TASK: Among the records below, how many lines contain "code"? State the number and nothing more.

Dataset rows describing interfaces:
______________________________

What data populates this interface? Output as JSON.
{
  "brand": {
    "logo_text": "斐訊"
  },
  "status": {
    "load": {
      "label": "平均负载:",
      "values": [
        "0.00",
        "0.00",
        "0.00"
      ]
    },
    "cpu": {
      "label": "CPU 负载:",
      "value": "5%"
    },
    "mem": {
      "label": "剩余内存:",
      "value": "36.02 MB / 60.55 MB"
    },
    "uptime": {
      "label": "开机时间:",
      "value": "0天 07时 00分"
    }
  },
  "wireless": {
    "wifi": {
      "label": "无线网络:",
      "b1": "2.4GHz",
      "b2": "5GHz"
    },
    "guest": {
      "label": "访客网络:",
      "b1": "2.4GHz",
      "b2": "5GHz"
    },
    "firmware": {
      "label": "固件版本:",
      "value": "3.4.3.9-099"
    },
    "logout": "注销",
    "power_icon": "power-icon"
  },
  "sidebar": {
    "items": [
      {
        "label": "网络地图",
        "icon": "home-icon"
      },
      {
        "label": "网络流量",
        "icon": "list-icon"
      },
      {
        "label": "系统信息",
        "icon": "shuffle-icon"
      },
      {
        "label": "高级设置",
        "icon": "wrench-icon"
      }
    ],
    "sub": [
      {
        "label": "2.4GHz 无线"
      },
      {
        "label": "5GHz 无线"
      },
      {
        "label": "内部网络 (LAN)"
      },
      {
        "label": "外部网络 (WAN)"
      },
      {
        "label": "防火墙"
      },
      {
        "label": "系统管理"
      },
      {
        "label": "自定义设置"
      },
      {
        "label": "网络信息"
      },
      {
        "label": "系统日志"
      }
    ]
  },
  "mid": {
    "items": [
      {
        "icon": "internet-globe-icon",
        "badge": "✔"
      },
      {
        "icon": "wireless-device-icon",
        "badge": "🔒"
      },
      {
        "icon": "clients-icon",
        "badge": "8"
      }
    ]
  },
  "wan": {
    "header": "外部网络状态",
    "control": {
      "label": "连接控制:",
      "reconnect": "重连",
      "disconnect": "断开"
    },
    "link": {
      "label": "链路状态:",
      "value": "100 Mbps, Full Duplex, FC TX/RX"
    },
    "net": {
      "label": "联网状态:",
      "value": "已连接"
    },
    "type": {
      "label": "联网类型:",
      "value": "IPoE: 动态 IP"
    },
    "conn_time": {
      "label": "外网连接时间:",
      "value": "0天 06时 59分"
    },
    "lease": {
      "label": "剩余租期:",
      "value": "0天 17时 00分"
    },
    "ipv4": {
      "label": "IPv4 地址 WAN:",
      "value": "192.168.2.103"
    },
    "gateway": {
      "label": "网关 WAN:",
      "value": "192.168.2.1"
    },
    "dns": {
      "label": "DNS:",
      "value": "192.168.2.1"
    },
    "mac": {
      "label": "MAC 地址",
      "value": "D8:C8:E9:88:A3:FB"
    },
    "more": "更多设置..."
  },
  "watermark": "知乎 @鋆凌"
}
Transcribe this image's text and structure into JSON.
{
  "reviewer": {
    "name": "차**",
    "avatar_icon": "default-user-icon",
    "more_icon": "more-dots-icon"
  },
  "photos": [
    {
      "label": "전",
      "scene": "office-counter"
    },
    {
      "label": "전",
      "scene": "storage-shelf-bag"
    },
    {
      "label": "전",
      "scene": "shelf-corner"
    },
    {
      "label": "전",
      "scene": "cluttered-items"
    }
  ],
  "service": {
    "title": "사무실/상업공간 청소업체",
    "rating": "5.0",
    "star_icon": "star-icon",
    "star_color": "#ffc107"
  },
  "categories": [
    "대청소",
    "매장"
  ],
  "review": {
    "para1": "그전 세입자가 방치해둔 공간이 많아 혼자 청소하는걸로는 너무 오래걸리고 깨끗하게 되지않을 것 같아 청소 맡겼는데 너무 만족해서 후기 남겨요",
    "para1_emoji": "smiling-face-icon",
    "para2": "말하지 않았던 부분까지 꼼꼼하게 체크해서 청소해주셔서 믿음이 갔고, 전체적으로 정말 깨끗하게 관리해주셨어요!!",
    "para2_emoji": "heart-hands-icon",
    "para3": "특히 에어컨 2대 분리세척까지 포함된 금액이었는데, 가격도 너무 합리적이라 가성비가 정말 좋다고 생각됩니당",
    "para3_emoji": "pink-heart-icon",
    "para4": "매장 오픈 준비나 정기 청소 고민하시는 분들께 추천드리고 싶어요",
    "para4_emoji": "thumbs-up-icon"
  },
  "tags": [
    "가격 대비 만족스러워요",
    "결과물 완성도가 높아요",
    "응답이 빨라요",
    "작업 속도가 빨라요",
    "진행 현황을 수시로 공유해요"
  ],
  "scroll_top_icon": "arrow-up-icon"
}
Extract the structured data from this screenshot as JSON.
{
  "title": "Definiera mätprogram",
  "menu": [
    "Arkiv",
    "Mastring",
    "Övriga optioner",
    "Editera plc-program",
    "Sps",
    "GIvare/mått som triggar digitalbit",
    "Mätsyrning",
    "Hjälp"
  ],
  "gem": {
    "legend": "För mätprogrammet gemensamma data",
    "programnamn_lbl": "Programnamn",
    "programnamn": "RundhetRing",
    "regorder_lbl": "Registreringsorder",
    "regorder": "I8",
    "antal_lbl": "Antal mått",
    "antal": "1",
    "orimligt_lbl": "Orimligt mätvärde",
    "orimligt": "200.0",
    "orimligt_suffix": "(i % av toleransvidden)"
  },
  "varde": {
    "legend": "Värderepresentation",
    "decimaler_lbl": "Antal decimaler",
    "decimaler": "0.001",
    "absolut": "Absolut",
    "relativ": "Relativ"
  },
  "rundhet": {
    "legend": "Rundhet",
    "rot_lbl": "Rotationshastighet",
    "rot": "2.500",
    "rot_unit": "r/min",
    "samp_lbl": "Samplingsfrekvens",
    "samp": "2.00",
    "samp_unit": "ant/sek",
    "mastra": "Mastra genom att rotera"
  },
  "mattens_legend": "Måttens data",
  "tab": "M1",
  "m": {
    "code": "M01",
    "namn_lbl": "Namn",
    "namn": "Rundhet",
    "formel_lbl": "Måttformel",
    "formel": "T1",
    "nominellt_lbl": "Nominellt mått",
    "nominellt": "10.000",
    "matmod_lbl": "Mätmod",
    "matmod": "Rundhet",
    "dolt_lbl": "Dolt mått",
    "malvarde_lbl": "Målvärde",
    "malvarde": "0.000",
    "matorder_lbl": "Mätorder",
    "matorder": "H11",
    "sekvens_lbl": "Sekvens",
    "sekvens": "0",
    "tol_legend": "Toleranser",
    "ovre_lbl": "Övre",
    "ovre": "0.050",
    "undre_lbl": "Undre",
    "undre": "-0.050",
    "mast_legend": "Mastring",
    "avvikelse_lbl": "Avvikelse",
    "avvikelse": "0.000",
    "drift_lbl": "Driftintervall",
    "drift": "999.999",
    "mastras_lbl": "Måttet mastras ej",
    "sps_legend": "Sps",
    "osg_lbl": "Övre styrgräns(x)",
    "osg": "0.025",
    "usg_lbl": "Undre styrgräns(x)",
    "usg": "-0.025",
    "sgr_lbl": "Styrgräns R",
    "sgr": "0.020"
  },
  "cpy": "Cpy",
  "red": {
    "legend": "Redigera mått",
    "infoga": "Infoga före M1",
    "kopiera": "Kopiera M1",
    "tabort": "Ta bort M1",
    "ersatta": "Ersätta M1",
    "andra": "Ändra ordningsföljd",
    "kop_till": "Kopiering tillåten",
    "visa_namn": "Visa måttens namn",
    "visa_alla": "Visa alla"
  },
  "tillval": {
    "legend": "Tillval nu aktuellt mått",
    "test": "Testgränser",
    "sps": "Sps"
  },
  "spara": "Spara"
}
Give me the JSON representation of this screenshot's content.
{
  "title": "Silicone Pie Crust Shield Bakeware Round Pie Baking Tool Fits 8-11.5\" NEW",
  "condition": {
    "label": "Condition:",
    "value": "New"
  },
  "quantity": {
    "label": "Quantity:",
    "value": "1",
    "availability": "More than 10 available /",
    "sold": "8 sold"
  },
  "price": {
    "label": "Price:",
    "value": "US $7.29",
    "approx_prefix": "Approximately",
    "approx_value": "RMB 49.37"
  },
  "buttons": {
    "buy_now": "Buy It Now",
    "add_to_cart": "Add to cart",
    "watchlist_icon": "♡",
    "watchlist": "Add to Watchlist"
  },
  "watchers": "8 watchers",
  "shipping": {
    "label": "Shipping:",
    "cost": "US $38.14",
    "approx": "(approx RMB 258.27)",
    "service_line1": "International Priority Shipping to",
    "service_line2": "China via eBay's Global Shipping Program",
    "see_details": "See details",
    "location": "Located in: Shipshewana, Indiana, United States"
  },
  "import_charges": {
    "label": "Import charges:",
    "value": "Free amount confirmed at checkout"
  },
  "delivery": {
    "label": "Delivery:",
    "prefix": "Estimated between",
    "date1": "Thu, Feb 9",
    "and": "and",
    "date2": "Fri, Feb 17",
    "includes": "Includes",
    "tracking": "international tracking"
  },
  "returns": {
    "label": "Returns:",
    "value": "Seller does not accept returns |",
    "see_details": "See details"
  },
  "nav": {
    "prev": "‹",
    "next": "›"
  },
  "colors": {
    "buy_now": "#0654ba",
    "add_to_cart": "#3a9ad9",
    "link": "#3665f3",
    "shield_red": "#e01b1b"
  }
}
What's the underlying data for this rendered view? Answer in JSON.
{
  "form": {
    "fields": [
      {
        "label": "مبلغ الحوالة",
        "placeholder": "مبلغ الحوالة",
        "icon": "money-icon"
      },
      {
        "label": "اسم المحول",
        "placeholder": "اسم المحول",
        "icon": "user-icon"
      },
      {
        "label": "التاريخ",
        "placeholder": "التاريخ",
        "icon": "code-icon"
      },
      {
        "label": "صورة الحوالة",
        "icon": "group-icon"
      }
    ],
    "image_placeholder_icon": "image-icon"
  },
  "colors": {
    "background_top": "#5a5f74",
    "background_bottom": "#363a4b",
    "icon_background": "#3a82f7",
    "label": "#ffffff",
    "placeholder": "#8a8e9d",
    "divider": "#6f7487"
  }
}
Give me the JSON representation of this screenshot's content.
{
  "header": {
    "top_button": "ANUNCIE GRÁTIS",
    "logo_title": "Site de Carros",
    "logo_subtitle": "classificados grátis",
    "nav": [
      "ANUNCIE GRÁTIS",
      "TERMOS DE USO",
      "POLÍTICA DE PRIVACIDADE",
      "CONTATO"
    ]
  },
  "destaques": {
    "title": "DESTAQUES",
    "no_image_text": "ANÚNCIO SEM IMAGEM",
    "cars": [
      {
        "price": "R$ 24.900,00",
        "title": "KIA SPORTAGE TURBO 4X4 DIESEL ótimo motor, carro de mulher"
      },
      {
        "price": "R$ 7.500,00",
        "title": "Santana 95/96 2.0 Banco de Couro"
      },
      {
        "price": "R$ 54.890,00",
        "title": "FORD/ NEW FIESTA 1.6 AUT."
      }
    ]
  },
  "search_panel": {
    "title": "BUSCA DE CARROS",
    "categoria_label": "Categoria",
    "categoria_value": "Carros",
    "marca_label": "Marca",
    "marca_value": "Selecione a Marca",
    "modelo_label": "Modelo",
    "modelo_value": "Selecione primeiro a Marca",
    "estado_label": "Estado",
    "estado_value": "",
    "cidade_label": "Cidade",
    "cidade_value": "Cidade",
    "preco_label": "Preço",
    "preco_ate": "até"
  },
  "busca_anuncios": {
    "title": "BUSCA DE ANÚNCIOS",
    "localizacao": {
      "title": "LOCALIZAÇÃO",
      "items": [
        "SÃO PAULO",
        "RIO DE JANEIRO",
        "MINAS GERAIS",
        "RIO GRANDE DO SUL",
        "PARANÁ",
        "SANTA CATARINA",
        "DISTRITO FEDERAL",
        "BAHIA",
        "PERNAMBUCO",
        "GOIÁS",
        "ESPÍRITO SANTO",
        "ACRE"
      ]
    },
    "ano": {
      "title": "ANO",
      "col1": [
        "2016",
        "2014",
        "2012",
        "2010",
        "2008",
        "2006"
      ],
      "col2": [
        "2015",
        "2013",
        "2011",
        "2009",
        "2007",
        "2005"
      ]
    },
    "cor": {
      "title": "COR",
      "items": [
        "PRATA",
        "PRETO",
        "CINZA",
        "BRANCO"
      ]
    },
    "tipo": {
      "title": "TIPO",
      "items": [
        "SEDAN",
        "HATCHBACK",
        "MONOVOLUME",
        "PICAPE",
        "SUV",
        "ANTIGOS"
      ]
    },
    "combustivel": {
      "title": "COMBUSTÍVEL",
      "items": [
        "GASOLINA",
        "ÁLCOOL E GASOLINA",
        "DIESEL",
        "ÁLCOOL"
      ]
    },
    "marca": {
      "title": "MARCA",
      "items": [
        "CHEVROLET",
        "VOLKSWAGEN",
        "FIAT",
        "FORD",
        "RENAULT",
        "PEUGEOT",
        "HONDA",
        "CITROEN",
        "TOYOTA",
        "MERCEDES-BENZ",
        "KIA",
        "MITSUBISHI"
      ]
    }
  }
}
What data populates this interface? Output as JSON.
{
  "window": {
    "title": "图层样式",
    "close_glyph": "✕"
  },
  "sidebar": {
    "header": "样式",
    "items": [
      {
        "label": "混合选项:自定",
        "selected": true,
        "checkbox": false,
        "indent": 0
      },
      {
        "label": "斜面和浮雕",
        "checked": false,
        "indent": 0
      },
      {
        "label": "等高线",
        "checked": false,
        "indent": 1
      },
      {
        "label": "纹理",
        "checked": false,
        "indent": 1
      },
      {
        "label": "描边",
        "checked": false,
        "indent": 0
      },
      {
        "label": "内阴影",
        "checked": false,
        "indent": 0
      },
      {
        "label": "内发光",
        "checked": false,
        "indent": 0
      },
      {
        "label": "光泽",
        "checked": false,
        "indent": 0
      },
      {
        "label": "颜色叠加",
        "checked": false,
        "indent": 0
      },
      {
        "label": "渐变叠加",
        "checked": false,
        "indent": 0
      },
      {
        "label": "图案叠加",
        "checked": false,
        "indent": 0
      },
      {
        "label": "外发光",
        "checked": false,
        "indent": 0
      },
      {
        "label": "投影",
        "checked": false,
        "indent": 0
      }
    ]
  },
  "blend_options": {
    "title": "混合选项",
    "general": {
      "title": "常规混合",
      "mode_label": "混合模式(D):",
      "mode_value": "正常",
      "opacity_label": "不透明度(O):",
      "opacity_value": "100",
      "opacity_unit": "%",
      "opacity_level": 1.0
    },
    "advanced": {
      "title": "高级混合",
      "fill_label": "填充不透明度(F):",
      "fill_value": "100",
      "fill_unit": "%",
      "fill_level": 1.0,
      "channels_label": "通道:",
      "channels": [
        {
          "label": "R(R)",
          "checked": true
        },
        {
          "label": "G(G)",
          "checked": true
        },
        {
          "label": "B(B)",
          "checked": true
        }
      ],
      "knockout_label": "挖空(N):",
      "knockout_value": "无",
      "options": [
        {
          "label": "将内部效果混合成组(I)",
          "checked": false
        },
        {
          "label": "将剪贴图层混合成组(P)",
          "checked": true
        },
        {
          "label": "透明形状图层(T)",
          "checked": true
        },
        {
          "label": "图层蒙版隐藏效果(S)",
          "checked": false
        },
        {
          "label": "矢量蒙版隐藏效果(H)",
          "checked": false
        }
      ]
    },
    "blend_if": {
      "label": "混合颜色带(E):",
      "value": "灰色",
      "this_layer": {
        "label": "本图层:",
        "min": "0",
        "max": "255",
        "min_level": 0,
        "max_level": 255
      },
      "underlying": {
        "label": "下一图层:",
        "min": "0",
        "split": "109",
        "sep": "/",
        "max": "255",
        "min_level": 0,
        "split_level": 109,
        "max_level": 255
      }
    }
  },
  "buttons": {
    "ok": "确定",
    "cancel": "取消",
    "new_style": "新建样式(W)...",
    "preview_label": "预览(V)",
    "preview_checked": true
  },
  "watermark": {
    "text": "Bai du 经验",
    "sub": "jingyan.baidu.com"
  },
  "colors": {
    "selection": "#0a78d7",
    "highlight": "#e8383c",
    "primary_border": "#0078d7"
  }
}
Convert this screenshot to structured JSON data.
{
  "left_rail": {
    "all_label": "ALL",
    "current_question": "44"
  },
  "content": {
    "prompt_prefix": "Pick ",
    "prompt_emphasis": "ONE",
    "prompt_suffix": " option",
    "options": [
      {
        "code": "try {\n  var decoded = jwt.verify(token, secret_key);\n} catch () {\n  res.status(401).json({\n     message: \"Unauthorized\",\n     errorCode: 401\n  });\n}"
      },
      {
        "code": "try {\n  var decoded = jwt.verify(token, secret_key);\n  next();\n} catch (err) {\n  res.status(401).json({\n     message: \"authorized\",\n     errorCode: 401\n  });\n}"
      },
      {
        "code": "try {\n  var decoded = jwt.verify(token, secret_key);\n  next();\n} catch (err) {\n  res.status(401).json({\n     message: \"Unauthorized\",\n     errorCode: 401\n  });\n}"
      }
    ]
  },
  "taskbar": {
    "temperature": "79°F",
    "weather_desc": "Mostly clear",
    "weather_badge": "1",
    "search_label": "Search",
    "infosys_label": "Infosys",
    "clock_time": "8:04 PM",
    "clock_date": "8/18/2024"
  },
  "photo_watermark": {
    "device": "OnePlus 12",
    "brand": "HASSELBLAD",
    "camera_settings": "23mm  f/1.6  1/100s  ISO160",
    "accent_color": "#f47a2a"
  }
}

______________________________

EXERCISE RESULT: 5